• [Aim of the task]: Each line below must be printed again exactly.

•••••

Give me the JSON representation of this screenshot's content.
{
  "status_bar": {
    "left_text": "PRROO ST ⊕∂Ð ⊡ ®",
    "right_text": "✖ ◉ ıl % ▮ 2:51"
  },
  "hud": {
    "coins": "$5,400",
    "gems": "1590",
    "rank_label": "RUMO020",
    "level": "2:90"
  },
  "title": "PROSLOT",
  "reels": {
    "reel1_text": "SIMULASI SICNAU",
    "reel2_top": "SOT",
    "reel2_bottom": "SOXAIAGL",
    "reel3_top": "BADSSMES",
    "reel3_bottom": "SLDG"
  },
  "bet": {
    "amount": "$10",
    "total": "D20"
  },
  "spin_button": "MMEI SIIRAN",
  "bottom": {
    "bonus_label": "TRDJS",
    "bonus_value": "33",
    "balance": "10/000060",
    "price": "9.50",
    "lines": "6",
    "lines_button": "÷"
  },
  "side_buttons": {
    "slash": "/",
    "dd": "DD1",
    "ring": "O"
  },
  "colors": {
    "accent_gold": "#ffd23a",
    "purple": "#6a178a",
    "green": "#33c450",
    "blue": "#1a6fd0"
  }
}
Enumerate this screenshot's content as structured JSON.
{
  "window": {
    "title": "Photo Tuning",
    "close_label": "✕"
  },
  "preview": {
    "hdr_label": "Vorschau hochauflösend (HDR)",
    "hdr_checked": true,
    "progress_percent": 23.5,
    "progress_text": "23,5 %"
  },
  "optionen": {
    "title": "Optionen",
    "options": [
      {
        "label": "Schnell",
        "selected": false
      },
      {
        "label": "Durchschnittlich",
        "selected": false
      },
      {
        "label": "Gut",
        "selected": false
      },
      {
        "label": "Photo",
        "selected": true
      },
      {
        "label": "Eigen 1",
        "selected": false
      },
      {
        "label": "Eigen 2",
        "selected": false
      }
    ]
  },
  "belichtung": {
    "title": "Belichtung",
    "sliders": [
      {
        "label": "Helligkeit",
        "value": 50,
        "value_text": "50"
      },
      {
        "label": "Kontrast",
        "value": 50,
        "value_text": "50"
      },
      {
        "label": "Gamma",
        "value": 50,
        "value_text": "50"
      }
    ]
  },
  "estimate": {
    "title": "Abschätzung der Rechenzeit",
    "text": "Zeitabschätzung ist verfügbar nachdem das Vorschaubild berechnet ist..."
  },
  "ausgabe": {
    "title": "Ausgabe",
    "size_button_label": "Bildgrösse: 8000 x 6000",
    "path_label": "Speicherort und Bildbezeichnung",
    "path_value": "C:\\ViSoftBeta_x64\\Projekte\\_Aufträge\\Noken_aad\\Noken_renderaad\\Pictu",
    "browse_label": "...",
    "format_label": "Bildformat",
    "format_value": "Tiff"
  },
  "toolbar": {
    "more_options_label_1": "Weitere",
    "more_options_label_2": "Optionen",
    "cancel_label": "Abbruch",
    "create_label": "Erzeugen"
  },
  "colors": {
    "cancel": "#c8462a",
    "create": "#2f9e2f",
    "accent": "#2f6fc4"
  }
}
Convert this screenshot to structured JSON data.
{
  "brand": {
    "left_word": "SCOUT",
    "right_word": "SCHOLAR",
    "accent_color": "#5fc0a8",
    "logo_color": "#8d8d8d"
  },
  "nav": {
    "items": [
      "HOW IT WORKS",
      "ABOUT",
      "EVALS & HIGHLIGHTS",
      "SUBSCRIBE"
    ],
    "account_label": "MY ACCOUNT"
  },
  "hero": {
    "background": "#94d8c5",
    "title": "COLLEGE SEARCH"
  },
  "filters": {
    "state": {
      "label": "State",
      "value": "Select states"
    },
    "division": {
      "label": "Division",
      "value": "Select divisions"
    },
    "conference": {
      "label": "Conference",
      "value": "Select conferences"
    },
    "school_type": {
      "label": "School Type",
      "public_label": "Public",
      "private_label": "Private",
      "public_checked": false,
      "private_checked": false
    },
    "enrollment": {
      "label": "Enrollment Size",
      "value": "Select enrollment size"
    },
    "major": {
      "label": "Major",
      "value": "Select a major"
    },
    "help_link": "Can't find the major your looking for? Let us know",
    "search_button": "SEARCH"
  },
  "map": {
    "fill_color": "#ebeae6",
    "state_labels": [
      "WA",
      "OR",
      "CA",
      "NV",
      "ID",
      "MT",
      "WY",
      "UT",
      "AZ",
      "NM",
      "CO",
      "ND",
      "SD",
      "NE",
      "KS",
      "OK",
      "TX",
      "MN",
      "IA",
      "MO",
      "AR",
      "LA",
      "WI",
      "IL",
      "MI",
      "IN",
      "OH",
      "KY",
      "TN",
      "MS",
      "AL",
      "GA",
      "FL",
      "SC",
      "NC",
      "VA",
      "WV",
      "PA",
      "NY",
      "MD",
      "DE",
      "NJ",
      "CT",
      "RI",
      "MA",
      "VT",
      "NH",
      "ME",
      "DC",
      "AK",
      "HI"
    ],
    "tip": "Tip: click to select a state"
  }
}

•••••

• [Solution below]:
Give me the JSON representation of this screenshot's content.
{
  "status_bar": {
    "left_text": "PRROO ST ⊕∂Ð ⊡ ®",
    "right_text": "✖ ◉ ıl % ▮ 2:51"
  },
  "hud": {
    "coins": "$5,400",
    "gems": "1590",
    "rank_label": "RUMO020",
    "level": "2:90"
  },
  "title": "PROSLOT",
  "reels": {
    "reel1_text": "SIMULASI SICNAU",
    "reel2_top": "SOT",
    "reel2_bottom": "SOXAIAGL",
    "reel3_top": "BADSSMES",
    "reel3_bottom": "SLDG"
  },
  "bet": {
    "amount": "$10",
    "total": "D20"
  },
  "spin_button": "MMEI SIIRAN",
  "bottom": {
    "bonus_label": "TRDJS",
    "bonus_value": "33",
    "balance": "10/000060",
    "price": "9.50",
    "lines": "6",
    "lines_button": "÷"
  },
  "side_buttons": {
    "slash": "/",
    "dd": "DD1",
    "ring": "O"
  },
  "colors": {
    "accent_gold": "#ffd23a",
    "purple": "#6a178a",
    "green": "#33c450",
    "blue": "#1a6fd0"
  }
}
Enumerate this screenshot's content as structured JSON.
{
  "window": {
    "title": "Photo Tuning",
    "close_label": "✕"
  },
  "preview": {
    "hdr_label": "Vorschau hochauflösend (HDR)",
    "hdr_checked": true,
    "progress_percent": 23.5,
    "progress_text": "23,5 %"
  },
  "optionen": {
    "title": "Optionen",
    "options": [
      {
        "label": "Schnell",
        "selected": false
      },
      {
        "label": "Durchschnittlich",
        "selected": false
      },
      {
        "label": "Gut",
        "selected": false
      },
      {
        "label": "Photo",
        "selected": true
      },
      {
        "label": "Eigen 1",
        "selected": false
      },
      {
        "label": "Eigen 2",
        "selected": false
      }
    ]
  },
  "belichtung": {
    "title": "Belichtung",
    "sliders": [
      {
        "label": "Helligkeit",
        "value": 50,
        "value_text": "50"
      },
      {
        "label": "Kontrast",
        "value": 50,
        "value_text": "50"
      },
      {
        "label": "Gamma",
        "value": 50,
        "value_text": "50"
      }
    ]
  },
  "estimate": {
    "title": "Abschätzung der Rechenzeit",
    "text": "Zeitabschätzung ist verfügbar nachdem das Vorschaubild berechnet ist..."
  },
  "ausgabe": {
    "title": "Ausgabe",
    "size_button_label": "Bildgrösse: 8000 x 6000",
    "path_label": "Speicherort und Bildbezeichnung",
    "path_value": "C:\\ViSoftBeta_x64\\Projekte\\_Aufträge\\Noken_aad\\Noken_renderaad\\Pictu",
    "browse_label": "...",
    "format_label": "Bildformat",
    "format_value": "Tiff"
  },
  "toolbar": {
    "more_options_label_1": "Weitere",
    "more_options_label_2": "Optionen",
    "cancel_label": "Abbruch",
    "create_label": "Erzeugen"
  },
  "colors": {
    "cancel": "#c8462a",
    "create": "#2f9e2f",
    "accent": "#2f6fc4"
  }
}
Convert this screenshot to structured JSON data.
{
  "brand": {
    "left_word": "SCOUT",
    "right_word": "SCHOLAR",
    "accent_color": "#5fc0a8",
    "logo_color": "#8d8d8d"
  },
  "nav": {
    "items": [
      "HOW IT WORKS",
      "ABOUT",
      "EVALS & HIGHLIGHTS",
      "SUBSCRIBE"
    ],
    "account_label": "MY ACCOUNT"
  },
  "hero": {
    "background": "#94d8c5",
    "title": "COLLEGE SEARCH"
  },
  "filters": {
    "state": {
      "label": "State",
      "value": "Select states"
    },
    "division": {
      "label": "Division",
      "value": "Select divisions"
    },
    "conference": {
      "label": "Conference",
      "value": "Select conferences"
    },
    "school_type": {
      "label": "School Type",
      "public_label": "Public",
      "private_label": "Private",
      "public_checked": false,
      "private_checked": false
    },
    "enrollment": {
      "label": "Enrollment Size",
      "value": "Select enrollment size"
    },
    "major": {
      "label": "Major",
      "value": "Select a major"
    },
    "help_link": "Can't find the major your looking for? Let us know",
    "search_button": "SEARCH"
  },
  "map": {
    "fill_color": "#ebeae6",
    "state_labels": [
      "WA",
      "OR",
      "CA",
      "NV",
      "ID",
      "MT",
      "WY",
      "UT",
      "AZ",
      "NM",
      "CO",
      "ND",
      "SD",
      "NE",
      "KS",
      "OK",
      "TX",
      "MN",
      "IA",
      "MO",
      "AR",
      "LA",
      "WI",
      "IL",
      "MI",
      "IN",
      "OH",
      "KY",
      "TN",
      "MS",
      "AL",
      "GA",
      "FL",
      "SC",
      "NC",
      "VA",
      "WV",
      "PA",
      "NY",
      "MD",
      "DE",
      "NJ",
      "CT",
      "RI",
      "MA",
      "VT",
      "NH",
      "ME",
      "DC",
      "AK",
      "HI"
    ],
    "tip": "Tip: click to select a state"
  }
}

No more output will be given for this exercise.